- develop mechanical problems, due to fault, age, or wear and tear or
- sustain accidental damage
Payouts cover repair costs, including parts, labour and call out fees, or, if repair is impossible, the replacement of the appliance with a similar model. However, only appliances under a certain age - typically three years - will be eligible for replacement. You’ll also generally have to use an authorised repairer or your claim will be rejected. But your insurance should give you access, via a helpline, to engineers who can be called out quickly.
Appliance insurance typically covers the following appliances:
- washing machines
- tumble dryers
All insurance policies have exclusions or events they won’t cover. Typical exclusions on appliance insurance policies include:
- cosmetic damage, including dents and scratches
- deliberate damage
- faults arising from your failure to follow the manufacturer’s instructions
- the replacement of batteries, fuses, and bulbs
- problems that existed before you took out the cover
- delivery and installation costs
- call out costs if no fault is found with the appliance

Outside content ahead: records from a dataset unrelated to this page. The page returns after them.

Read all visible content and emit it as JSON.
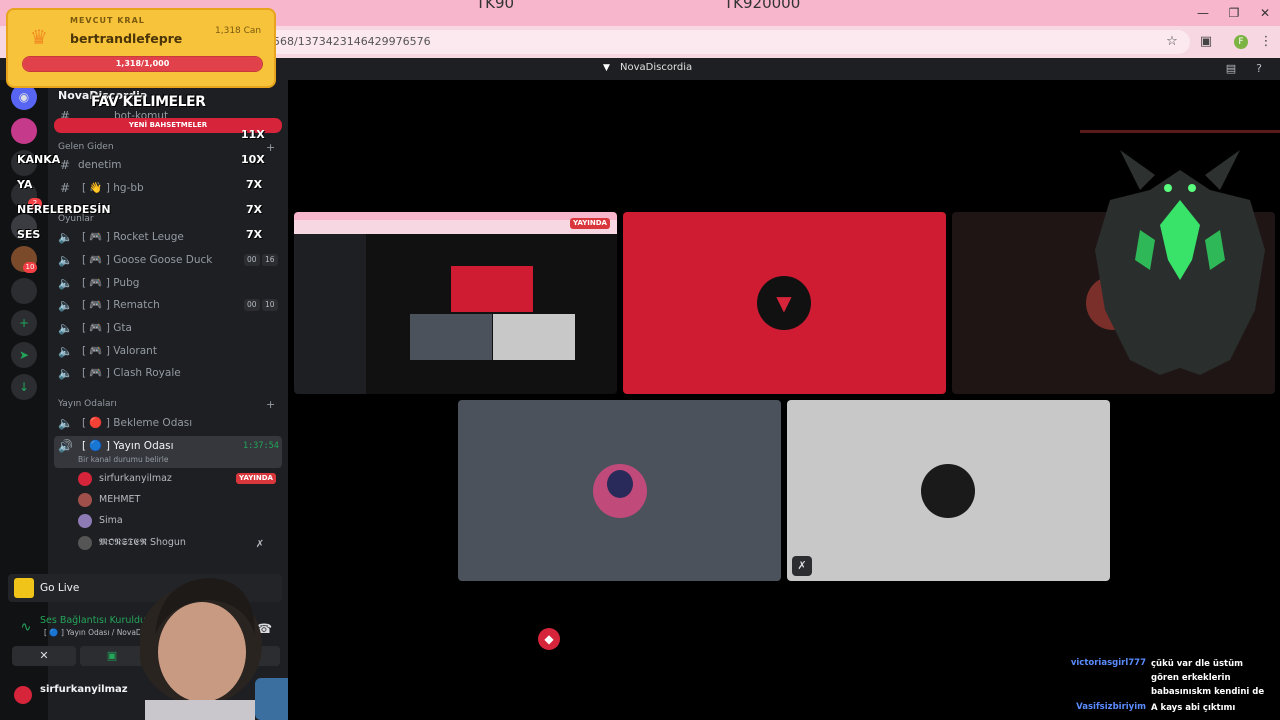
{
  "browser": {
    "tab_amount_left": "TK90",
    "tab_amount_right": "TK920000",
    "url": "568/1373423146429976576",
    "profile_initial": "F"
  },
  "discord": {
    "title": "NovaDiscordia",
    "server_name": "NovaDiscordia",
    "guild_badges": [
      "2",
      "10"
    ],
    "truncated_channel": "bot-komut",
    "categories": {
      "gelen_giden": "Gelen Giden",
      "oyunlar": "Oyunlar",
      "yayin_odalari": "Yayın Odaları"
    },
    "text_channels": [
      {
        "label": "denetim",
        "icon": "hash-icon"
      },
      {
        "label": "[ 👋 ]  hg-bb",
        "icon": "hash-icon"
      }
    ],
    "game_channels": [
      {
        "label": "[ 🎮 ]  Rocket Leuge",
        "count": ""
      },
      {
        "label": "[ 🎮 ]  Goose Goose Duck",
        "count_a": "00",
        "count_b": "16"
      },
      {
        "label": "[ 🎮 ]  Pubg",
        "count": ""
      },
      {
        "label": "[ 🎮 ]  Rematch",
        "count_a": "00",
        "count_b": "10"
      },
      {
        "label": "[ 🎮 ]  Gta",
        "count": ""
      },
      {
        "label": "[ 🎮 ]  Valorant",
        "count": ""
      },
      {
        "label": "[ 🎮 ]  Clash Royale",
        "count": ""
      }
    ],
    "stream_channels": [
      {
        "label": "[ 🔴 ]  Bekleme Odası"
      },
      {
        "label": "[ 🔵 ]  Yayın Odası"
      }
    ],
    "timer": "1:37:54",
    "channel_status": "Bir kanal durumu belirle",
    "members": [
      {
        "name": "sirfurkanyilmaz",
        "live": "YAYINDA"
      },
      {
        "name": "MEHMET"
      },
      {
        "name": "Sima"
      },
      {
        "name": "𝕸𝕺𝕹𝕾𝕿𝕰𝕽 Shogun"
      }
    ],
    "go_live": "Go Live",
    "voice_status": "Ses Bağlantısı Kuruldu",
    "voice_sub": "[ 🔵 ]  Yayın Odası / NovaDiscordia",
    "user_name": "sirfurkanyilmaz",
    "live_tag": "YAYINDA"
  },
  "overlay": {
    "king_label": "MEVCUT KRAL",
    "king_name": "bertrandlefepre",
    "king_can": "1,318 Can",
    "king_progress": "1,318/1,000",
    "king_fill_fraction": 1.0,
    "fav_title": "FAV KELIMELER",
    "fav_bar": "YENİ BAHSETMELER",
    "fav_words": [
      {
        "word": "KANKA",
        "count": "11X"
      },
      {
        "word": "",
        "count": "10X"
      },
      {
        "word": "YA",
        "count": "7X"
      },
      {
        "word": "NERELERDESİN",
        "count": "7X"
      },
      {
        "word": "SES",
        "count": "7X"
      }
    ]
  },
  "chat": [
    {
      "user": "victoriasgirl777",
      "text": "çükü var dle üstüm gören erkeklerin babasınıskm kendini de"
    },
    {
      "user": "Vasifsizbiriyim",
      "text": "A kays abi çıktımı"
    }
  ],
  "colors": {
    "discord_red": "#d6243a",
    "tile_red": "#cf1c32",
    "tile_slate": "#4b525c",
    "tile_light": "#c8c8c8",
    "online_green": "#23a55a",
    "chat_blue": "#5b8cff"
  }
}
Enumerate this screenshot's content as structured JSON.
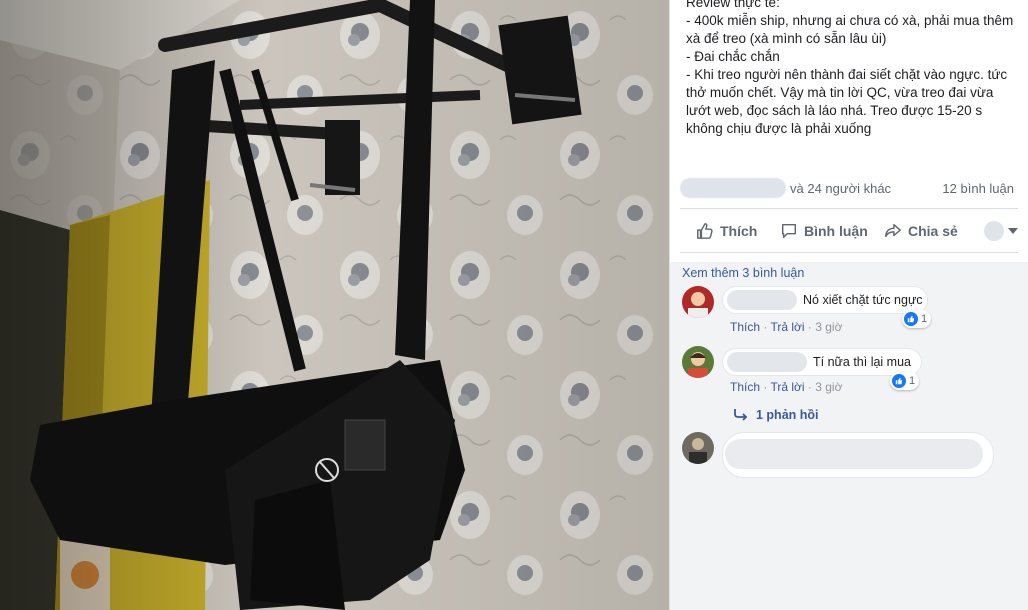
{
  "post": {
    "caption_lines": [
      "Review thực tế:",
      "- 400k miễn ship, nhưng ai chưa có xà, phải mua thêm xà để treo (xà mình có sẵn lâu ùi)",
      "- Đai chắc chắn",
      "- Khi treo người nên thành đai siết chặt vào ngực. tức thở muốn chết. Vậy mà tin lời QC, vừa treo đai vừa lướt web, đọc sách là láo nhá. Treo được 15-20 s không chịu được là phải xuống"
    ],
    "reactions_others": "và 24 người khác",
    "comment_count": "12 bình luận"
  },
  "actions": {
    "like": "Thích",
    "comment": "Bình luận",
    "share": "Chia sẻ"
  },
  "comments": {
    "view_more": "Xem thêm 3 bình luận",
    "items": [
      {
        "text": "Nó xiết chặt tức ngực",
        "like_label": "Thích",
        "reply_label": "Trả lời",
        "time": "3 giờ",
        "reactions": "1"
      },
      {
        "text": "Tí nữa thì lại mua",
        "like_label": "Thích",
        "reply_label": "Trả lời",
        "time": "3 giờ",
        "reactions": "1"
      }
    ],
    "replies": "1 phản hồi"
  },
  "colors": {
    "link": "#385898",
    "like_blue": "#1877f2",
    "secondary_text": "#606770",
    "comments_bg": "#f2f3f5"
  },
  "icons": [
    "like-icon",
    "comment-icon",
    "share-icon",
    "chevron-down-icon",
    "reply-arrow-icon"
  ]
}
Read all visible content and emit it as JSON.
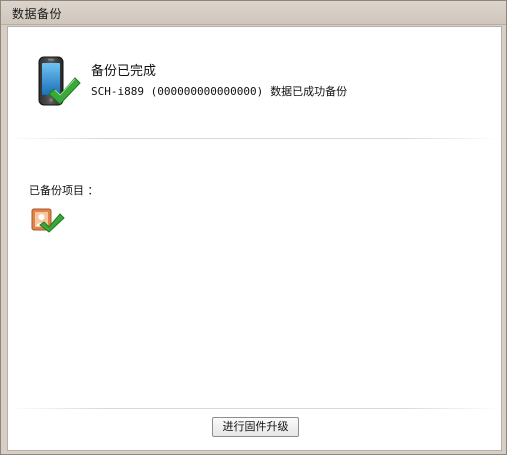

- damage to appliances if your home has been vacant for more than 30 days
- repairs that have not been carried out by an authorised engineer
- claims for appliances used in commercial ventures - e.g. for ovens and dishwashers in a cafe or restaurant
Unfortunately, most policies will not cover appliances over eight years old, so you may struggle to insure older white goods.
You likely already have a contents insurance policy that you believe protects your appliance. Do you need additional cover for them?
In fact, yes. Appliance insurance offers a different kind of protection from standard home insurance. Standard contents insurance policies only provide payouts if the appliance is damaged in an insured event, like a fire or natural disaster, and won’t compensate you if it simply stops working, either due to mechanical fault or wear and tear. That’s what appliance insurance is for.
But you won’t need to insure appliances that are still under a manufacturer’s guarantee. These guarantees entitle you to repairs by the manufacturer or to replacement machines if they stop working. However, they typically only last a few years - one to five is standard, depending on the item - and once they lapse, you’re financially responsible for any repairs or replacements, even if they need to be done by the manufacturer.
Additionally, all appliances under six months old are protected by the Consumer Rights Act 2015. Under this law, if your appliance develops a fault within six months of its purchase date, you’re entitled to full refund from the retailer. So, you won’t need to insure any freshly bought appliances.
To determine if it is worth insuring your appliances, compare the yearly cost of a policy with the cost of replacing the appliances. If it’s cheaper to replace them outright than to buy two or three years of insurance, you can probably forgo these policies. This is especially true if your appliances are older. Appliances over three years old typically won’t qualify for replacement under insurance policies and those over eight are ineligible for most insurance, or very expensive to insure.
When you compare home insurance, you’ll receive quotes from dozens of insurers in seconds. Here’s what to look for when deciding between them. Hint: don’t just look at the premium price.
- Premiums: this is how much you’ll pay for the policy, usually spread over its 12-month term. You may be able to get a discount if you pay for the full policy upfront.
- Maximum Item Cover: the maximum value of a single insured appliance. Look for a policy with a maximum cover that at least matches the value of your most expensive appliance.
- Maximum Number of Claims: some policies will restrict the number of times you can claim per year, usually to three. Other offer an unlimited number of claims.
- Excess: the amount you’ll be expected to pay toward any claim. Sometimes insurers will offer £0 excesses on callouts but expect you to pay towards any repairs.
- Claims Limit: the most an insurer will pay out for a claim.